Premiering at the 2009 Cannes Film Festival out of competition and for distributors only, Asmik Ace distributed the press release--reprinted by ScreenDaily and Bloody Disguisting--and Todd Brown at Twitch enlightens us to Tsukamoto's The Bullet Man bait and switch.
In a weird way, it is an oddly fitting release for Tetsuo Project to come out now. Body Horror has been prominent as of late--despite it being a term David Cronenberg objects to--when considering the forced cult popularity for recent "splatter horror" films with a sci-fi bent like The Machine Girl and Tokyo Gore Police.
What Tsukamoto made in 1989 was a visual response to his fascination with the character of Tetsuo from Katsuhiro Otomo's Akira, but also as Tom Mes points out, "[t]he culmination of a decade's worth of short filmmaking and the crowning achievement on the activities of a private, experimental theatre group, Tetsuo had all the characteristics of unbridled zeal and amateur enthusiasm, and all the signs of true filmmaking talent."
The two films proceed Tsukamoto's take on physicality that would later emerge in Tokyo Fist; a display of the raw urge to physically dominate that would make even the most vigorious victim of body dysmorphic disorder consider putting a halt on their practices. Instead, much like Videodrone, the body is a means for modification and trascsending the tired old flesh. The first Tetsuo is a testament to forced evolution into something that is purely sexual--the infamous "drill dick" that Man (Tomorowo Taguchi) inadvertly uses to kill his girlfriend. Its' seque, four years later,l involves father (again, Taguchi) to forcefully and painfully transcend his office drone banality to become a killing machine whose familial piety inadvertanly destroys an entire city to keep him "safe."
Maybe this is why, in the press release, "Tsukamoto wasn’t sure the concept would translate to America, and he decided to take the story back to Tokyo instead." Apparently Quentin Tarantino had asked for a third film, tentatively titled Tetsuo America, which seems to have endless possibilities to remark upon: American gun culture, American modification culture, America in general! A huge part of Tetsuo II comes from the main character's transformation from having one gun in his chest to several to finaly becoming a rolling tank of weapons as he rumbles through the street protecting his family.
Why Tarantino and Tsukamoto parted ways is anyone's guess, aside from pointless conjecture to be spurned by Miramax fumbling the releases of Nightmare Detective so badly that, according to fun stories, Tsukamoto almost quit directing and shouted he would never work with an American company again. Then again, he cast Eric Bossick as an unknown role and the film is entirely in English.

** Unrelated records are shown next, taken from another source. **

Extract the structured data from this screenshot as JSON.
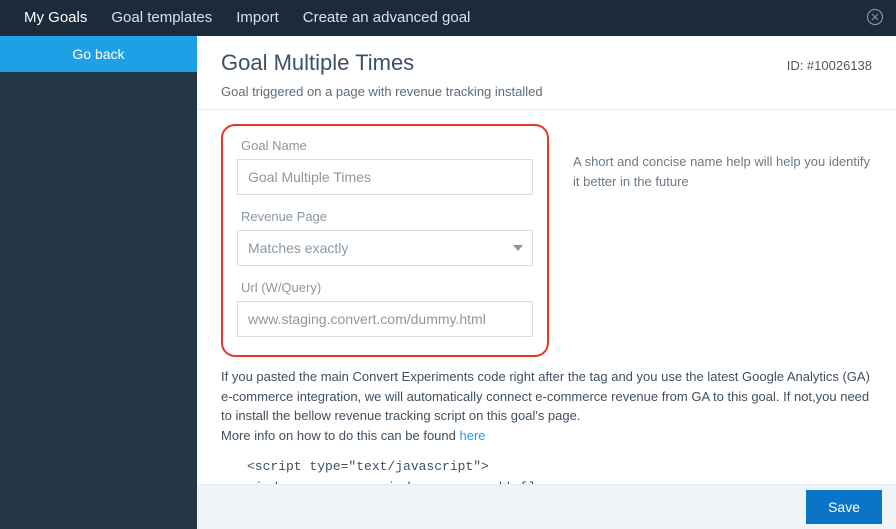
{
  "topnav": {
    "my_goals": "My Goals",
    "goal_templates": "Goal templates",
    "import": "Import",
    "create_advanced": "Create an advanced goal"
  },
  "sidebar": {
    "go_back": "Go back"
  },
  "header": {
    "title": "Goal Multiple Times",
    "id_label": "ID: #10026138",
    "subtitle": "Goal triggered on a page with revenue tracking installed"
  },
  "form": {
    "goal_name_label": "Goal Name",
    "goal_name_value": "Goal Multiple Times",
    "revenue_page_label": "Revenue Page",
    "revenue_page_value": "Matches exactly",
    "url_label": "Url (W/Query)",
    "url_value": "www.staging.convert.com/dummy.html"
  },
  "help": {
    "name_help": "A short and concise name help will help you identify it better in the future"
  },
  "paragraph": {
    "text_before": "If you pasted the main Convert Experiments code right after the tag and you use the latest Google Analytics (GA) e-commerce integration, we will automatically connect e-commerce revenue from GA to this goal. If not,you need to install the bellow revenue tracking script on this goal's page.\nMore info on how to do this can be found ",
    "link": "here"
  },
  "code_block": "<script type=\"text/javascript\">\nwindow._conv_q = window._conv_q || [];\n_conv_q.push([\"pushRevenue\",\"revenue\",\"products_cnt\",\"10026138\"]);",
  "footer": {
    "save": "Save"
  }
}
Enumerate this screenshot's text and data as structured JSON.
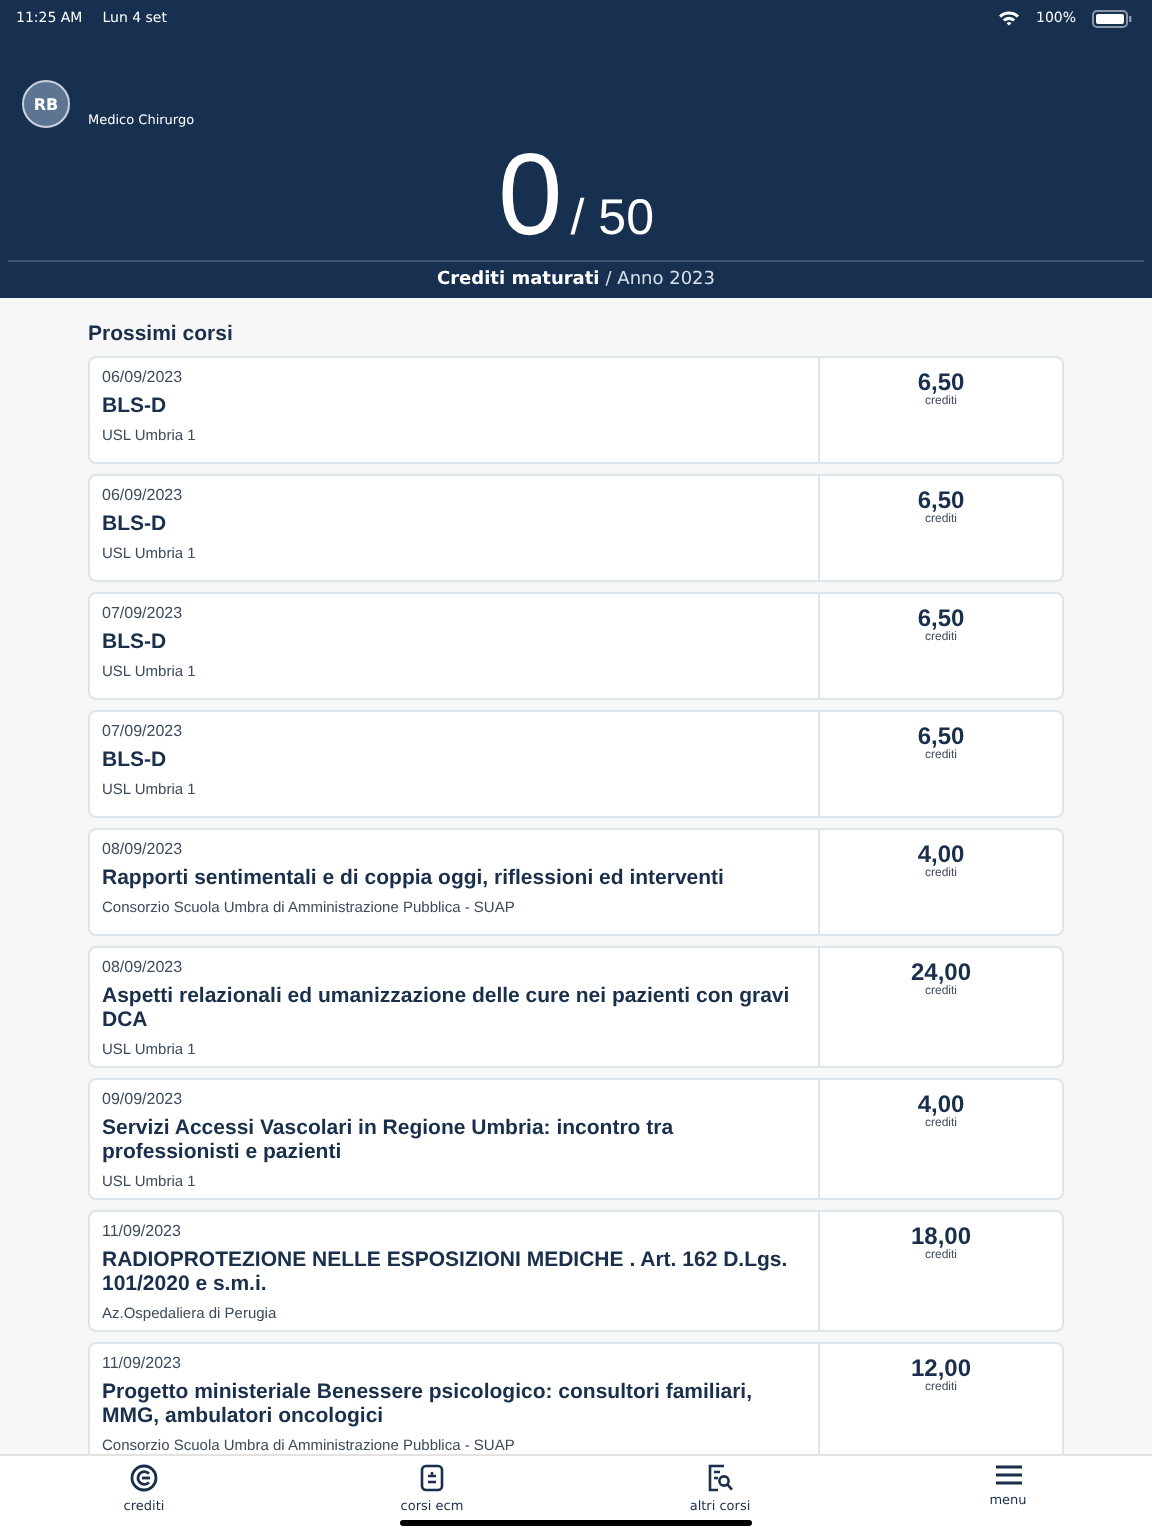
{
  "status_bar": {
    "time": "11:25 AM",
    "date": "Lun 4 set",
    "battery": "100%"
  },
  "profile": {
    "initials": "RB",
    "role": "Medico Chirurgo"
  },
  "credits": {
    "earned": "0",
    "total": "/ 50",
    "label": "Crediti maturati",
    "period": "/ Anno 2023"
  },
  "section_title": "Prossimi corsi",
  "courses": [
    {
      "date": "06/09/2023",
      "title": "BLS-D",
      "provider": "USL Umbria 1",
      "credits": "6,50",
      "unit": "crediti"
    },
    {
      "date": "06/09/2023",
      "title": "BLS-D",
      "provider": "USL Umbria 1",
      "credits": "6,50",
      "unit": "crediti"
    },
    {
      "date": "07/09/2023",
      "title": "BLS-D",
      "provider": "USL Umbria 1",
      "credits": "6,50",
      "unit": "crediti"
    },
    {
      "date": "07/09/2023",
      "title": "BLS-D",
      "provider": "USL Umbria 1",
      "credits": "6,50",
      "unit": "crediti"
    },
    {
      "date": "08/09/2023",
      "title": "Rapporti sentimentali e di coppia oggi, riflessioni ed interventi",
      "provider": "Consorzio Scuola Umbra di Amministrazione Pubblica - SUAP",
      "credits": "4,00",
      "unit": "crediti"
    },
    {
      "date": "08/09/2023",
      "title": "Aspetti relazionali ed umanizzazione delle cure nei pazienti con gravi DCA",
      "provider": "USL Umbria 1",
      "credits": "24,00",
      "unit": "crediti"
    },
    {
      "date": "09/09/2023",
      "title": "Servizi Accessi Vascolari in Regione Umbria: incontro tra professionisti e pazienti",
      "provider": "USL Umbria 1",
      "credits": "4,00",
      "unit": "crediti"
    },
    {
      "date": "11/09/2023",
      "title": "RADIOPROTEZIONE NELLE ESPOSIZIONI MEDICHE . Art. 162 D.Lgs. 101/2020 e s.m.i.",
      "provider": "Az.Ospedaliera di Perugia",
      "credits": "18,00",
      "unit": "crediti"
    },
    {
      "date": "11/09/2023",
      "title": "Progetto ministeriale Benessere psicologico: consultori familiari, MMG, ambulatori oncologici",
      "provider": "Consorzio Scuola Umbra di Amministrazione Pubblica - SUAP",
      "credits": "12,00",
      "unit": "crediti"
    }
  ],
  "tab_bar": [
    {
      "kind": "credits",
      "label": "crediti"
    },
    {
      "kind": "ecm",
      "label": "corsi ecm"
    },
    {
      "kind": "other",
      "label": "altri corsi"
    },
    {
      "kind": "menu",
      "label": "menu"
    }
  ]
}
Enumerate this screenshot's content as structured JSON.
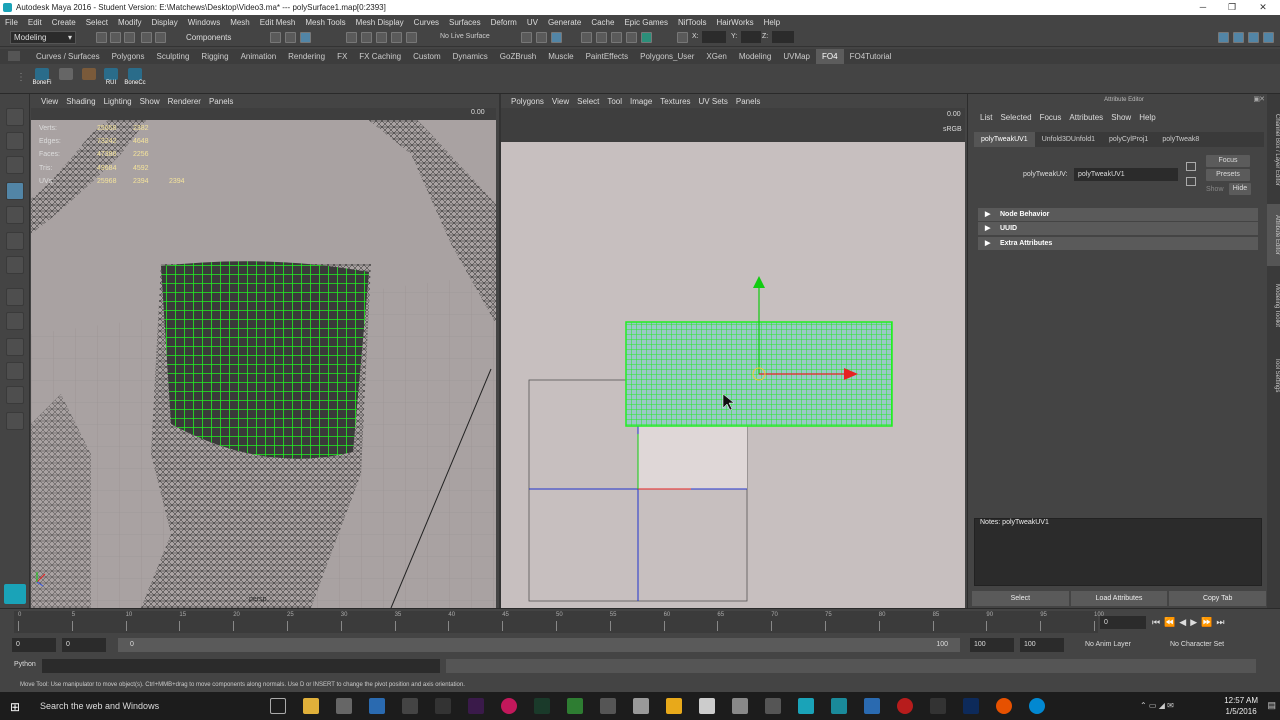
{
  "window": {
    "title": "Autodesk Maya 2016 - Student Version: E:\\Matchews\\Desktop\\Video3.ma*   ---   polySurface1.map[0:2393]"
  },
  "menubar": [
    "File",
    "Edit",
    "Create",
    "Select",
    "Modify",
    "Display",
    "Windows",
    "Mesh",
    "Edit Mesh",
    "Mesh Tools",
    "Mesh Display",
    "Curves",
    "Surfaces",
    "Deform",
    "UV",
    "Generate",
    "Cache",
    "Epic Games",
    "NifTools",
    "HairWorks",
    "Help"
  ],
  "statusline": {
    "mode": "Modeling",
    "components_label": "Components",
    "live_surface": "No Live Surface",
    "x_label": "X:",
    "y_label": "Y:",
    "z_label": "Z:"
  },
  "shelf_tabs": [
    "Curves / Surfaces",
    "Polygons",
    "Sculpting",
    "Rigging",
    "Animation",
    "Rendering",
    "FX",
    "FX Caching",
    "Custom",
    "Dynamics",
    "GoZBrush",
    "Muscle",
    "PaintEffects",
    "Polygons_User",
    "XGen",
    "Modeling",
    "UVMap",
    "FO4",
    "FO4Tutorial"
  ],
  "active_shelf_tab": "FO4",
  "shelf_buttons": [
    "BoneFi",
    "",
    "",
    "RUI",
    "BoneCc"
  ],
  "viewport1": {
    "menu": [
      "View",
      "Shading",
      "Lighting",
      "Show",
      "Renderer",
      "Panels"
    ],
    "hud": [
      {
        "label": "Verts:",
        "v1": "25658",
        "v2": "2382"
      },
      {
        "label": "Edges:",
        "v1": "73242",
        "v2": "4648"
      },
      {
        "label": "Faces:",
        "v1": "47388",
        "v2": "2256"
      },
      {
        "label": "Tris:",
        "v1": "49684",
        "v2": "4592"
      },
      {
        "label": "UVs:",
        "v1": "25968",
        "v2": "2394",
        "v3": "2394"
      }
    ],
    "camera_label": "persp",
    "field_value": "0.00"
  },
  "uv_editor": {
    "menu": [
      "Polygons",
      "View",
      "Select",
      "Tool",
      "Image",
      "Textures",
      "UV Sets",
      "Panels"
    ],
    "field_value": "0.00",
    "srgb_label": "sRGB"
  },
  "attribute_editor": {
    "title": "Attribute Editor",
    "menu": [
      "List",
      "Selected",
      "Focus",
      "Attributes",
      "Show",
      "Help"
    ],
    "tabs": [
      "polyTweakUV1",
      "Unfold3DUnfold1",
      "polyCylProj1",
      "polyTweak8"
    ],
    "node_label": "polyTweakUV:",
    "node_value": "polyTweakUV1",
    "focus_btn": "Focus",
    "presets_btn": "Presets",
    "show_label": "Show",
    "hide_btn": "Hide",
    "sections": [
      "Node Behavior",
      "UUID",
      "Extra Attributes"
    ],
    "notes_label": "Notes:  polyTweakUV1",
    "bottom_buttons": [
      "Select",
      "Load Attributes",
      "Copy Tab"
    ],
    "side_tabs": [
      "Channel Box / Layer Editor",
      "Attribute Editor",
      "Modeling Toolkit",
      "Tool Settings"
    ]
  },
  "timeline": {
    "start_ticks": [
      "0",
      "5",
      "10",
      "15",
      "20",
      "25",
      "30",
      "35",
      "40",
      "45",
      "50",
      "55",
      "60",
      "65",
      "70",
      "75",
      "80",
      "85",
      "90",
      "95",
      "100"
    ],
    "current_frame": "0"
  },
  "range": {
    "start": "0",
    "inner_start": "0",
    "slider_start": "0",
    "slider_end": "100",
    "inner_end": "100",
    "end": "100",
    "anim_layer": "No Anim Layer",
    "char_set": "No Character Set"
  },
  "cmdline": {
    "label": "Python"
  },
  "helpline": "Move Tool: Use manipulator to move object(s). Ctrl+MMB+drag to move components along normals. Use D or INSERT to change the pivot position and axis orientation.",
  "taskbar": {
    "search": "Search the web and Windows",
    "time": "12:57 AM",
    "date": "1/5/2016"
  },
  "colors": {
    "selection_green": "#22ee22",
    "accent_blue": "#5285a6",
    "manip_red": "#e62222",
    "manip_green": "#11cc11"
  }
}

Most reactions won't come until the festival, when writers and bloggers interested in Tsukamoto's return to cyber-punk form actively look out for the film. But this seems like a director pandering his best known and most lauded series back out in an attempt to cash back in, or maybe it came entirely from Asmik Ace who want to take a "Christopher Nolan" approach to financing Tsukamoto's work (i.e. produce one hit, then do whatever indie film you want.)
There's so much that can go right for a third--and hopefully final--notice in Tetsuo, especially with an American live-actiona adapation of Akira on the horizon. But there's also the mixing of stop-motion animation, cheesy computer graphics and art-student tenacity that the old Tsukamoto put into this cyber-punk thriller that made it unwatchable unless you were into watching someone's cheaply made stance on technology.
EDIT: I guess to explain the hesitation furher, it'd help to include the Synopsis from the Press Release:
The life of an ordinary American businessman living in Tokyo with his Japanese wife and a three-year-old son, changes forever after a sudden tragedy. His extreme anger turns his body metallic to fight at a ultrafast speed against a mysterious evil in the dynamically-changing city of Tokyo.
For those of you keeping track at home, this effectively combines the plot of 8-Man After, Tetsuo II and countless anime about fighting with real ultimate power and friendship. It also could say countless things about the fact that this is an American who transforms into a super-fast metal monster once his son is stolen by a Japanese male. But maybe that's just us.